    PERHAPS THE SIMULTANEOUS DENIGRATION and exaltation of color in the West can be explained by its fundamental instability, its lack of fit with rationality and order. Color has variously been allied with the occult, the primitive, and the feminine; some say it is merely cosmetic, others that it is deeply spiritual. It is inherently subjective, bridging the external world and internal experience, and notoriously difficult to codify. Through the Latin celare, it has etymological ties to notions of disguise and concealment. What David Batchelor has termed chromophobia in his book of the same name

  • Phil Collins, Tomorrow Is Always Too Long, 2014, HD video, color, sound, 82 minutes.
    film October 31, 2014

    Every Which Way

    LURKING IN THE SHADOW of the Frieze Art Fair and relegated to the very back pages of the print catalogue of the British Film Institute’s London Film Festival was Experimenta, an assembly of nineteen programs devoted to experimental cinema and artists’ film and video. Curated for the second year running by LUX’s Benjamin Cook and the BFI’s Helen de Witt and William Fowler, the sidebar showcased some sixty-two works varying in length, ranging from productions with crews the size of a Sundance darling to films made by a single individual in the artisanal mode long associated with avant-garde cinema.

  • Tony Hill, Point Source, 1973. Performance view, Lichtburg Filmpalast, 60th International Short Film Festival Oberhausen, Germany, May 2, 2014. Tony Hill.

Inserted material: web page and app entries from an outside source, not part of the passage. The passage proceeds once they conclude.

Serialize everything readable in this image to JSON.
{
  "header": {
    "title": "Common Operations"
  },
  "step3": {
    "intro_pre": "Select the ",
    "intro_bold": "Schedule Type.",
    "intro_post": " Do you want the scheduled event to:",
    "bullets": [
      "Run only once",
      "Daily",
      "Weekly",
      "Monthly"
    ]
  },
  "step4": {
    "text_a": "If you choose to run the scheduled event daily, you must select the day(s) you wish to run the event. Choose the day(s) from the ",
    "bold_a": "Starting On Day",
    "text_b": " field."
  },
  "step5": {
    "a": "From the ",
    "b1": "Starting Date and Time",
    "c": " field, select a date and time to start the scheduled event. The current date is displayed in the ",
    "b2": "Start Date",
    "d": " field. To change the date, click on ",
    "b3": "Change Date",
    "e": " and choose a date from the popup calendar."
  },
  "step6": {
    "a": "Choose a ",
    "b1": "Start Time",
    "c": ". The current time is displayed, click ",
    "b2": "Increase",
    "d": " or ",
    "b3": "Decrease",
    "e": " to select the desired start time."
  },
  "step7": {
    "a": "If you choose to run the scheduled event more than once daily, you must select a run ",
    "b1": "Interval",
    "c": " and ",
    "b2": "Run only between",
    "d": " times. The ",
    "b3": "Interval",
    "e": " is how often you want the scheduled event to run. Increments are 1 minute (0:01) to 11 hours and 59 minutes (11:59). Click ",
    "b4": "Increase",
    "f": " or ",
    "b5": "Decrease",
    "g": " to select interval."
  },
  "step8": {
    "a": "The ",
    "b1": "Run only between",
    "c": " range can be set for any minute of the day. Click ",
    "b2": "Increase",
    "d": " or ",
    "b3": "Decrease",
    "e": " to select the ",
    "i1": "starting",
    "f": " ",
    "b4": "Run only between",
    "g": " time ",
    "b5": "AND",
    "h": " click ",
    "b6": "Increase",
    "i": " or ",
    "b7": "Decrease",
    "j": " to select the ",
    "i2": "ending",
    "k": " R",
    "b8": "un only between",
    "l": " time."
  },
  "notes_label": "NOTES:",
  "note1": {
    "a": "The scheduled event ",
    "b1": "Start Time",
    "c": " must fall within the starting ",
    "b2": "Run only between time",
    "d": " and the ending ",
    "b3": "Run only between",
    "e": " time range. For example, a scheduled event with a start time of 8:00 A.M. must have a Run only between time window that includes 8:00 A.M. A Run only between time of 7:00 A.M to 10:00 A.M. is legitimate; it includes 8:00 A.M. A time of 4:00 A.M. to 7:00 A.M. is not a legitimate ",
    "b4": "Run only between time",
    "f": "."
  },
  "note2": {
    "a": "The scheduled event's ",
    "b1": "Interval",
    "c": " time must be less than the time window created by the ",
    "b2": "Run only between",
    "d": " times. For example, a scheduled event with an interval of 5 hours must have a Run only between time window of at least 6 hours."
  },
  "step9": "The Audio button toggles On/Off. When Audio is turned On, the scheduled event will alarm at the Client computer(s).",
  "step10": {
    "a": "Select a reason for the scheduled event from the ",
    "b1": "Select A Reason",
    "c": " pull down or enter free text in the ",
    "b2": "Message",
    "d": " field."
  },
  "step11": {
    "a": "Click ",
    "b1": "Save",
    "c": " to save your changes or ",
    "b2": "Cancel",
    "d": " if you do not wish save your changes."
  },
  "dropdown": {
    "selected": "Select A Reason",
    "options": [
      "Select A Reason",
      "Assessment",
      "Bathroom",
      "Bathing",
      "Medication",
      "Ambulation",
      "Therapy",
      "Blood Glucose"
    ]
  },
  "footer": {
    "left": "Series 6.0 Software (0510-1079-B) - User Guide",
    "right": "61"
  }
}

    THIS PAST MAY, “Memories Can’t Wait—Film Without Film,” the theme program of the 2014 International Short Film Festival Oberhausen, began with a blank screen. No celluloid ran through the projector; instead, light was transmitted without intermediary, bright enough to bounce back and partially illuminate the faces of the seated spectators. Soon enough, members of the audience started to throw crumpled balls of paper in the way of the beam, causing shadows to appear on the screen. Others joined in, and paper airplanes began to soar, with laughter and conversation filling the room. The old

  • Film reel of Luther Price’s Clown, 1991, about to be screened at the Oberhausen Central Station, May 5, 2013. Photo: Kurzfilmtage/ Daniel Gasenzer.

    Erika Balsom

    1 LUTHER PRICE (International Short Film Festival Oberhausen, Germany) The highlight of this tightly focused survey of the work of Boston-based experimental filmmaker Luther Price was the midnight screening of Clown (1991) in a makeshift bar at Oberhausen’s central train station. Rumor had it the floor might collapse, but that didn’t stop people from crowding in.

    2 A SPELL TO WARD OFF THE DARKNESS (Ben Rivers and Ben Russell) How should a person live? Where can one locate utopian and even transcendent experience in a world that consistently forecloses it? Rivers and Russell lead the viewer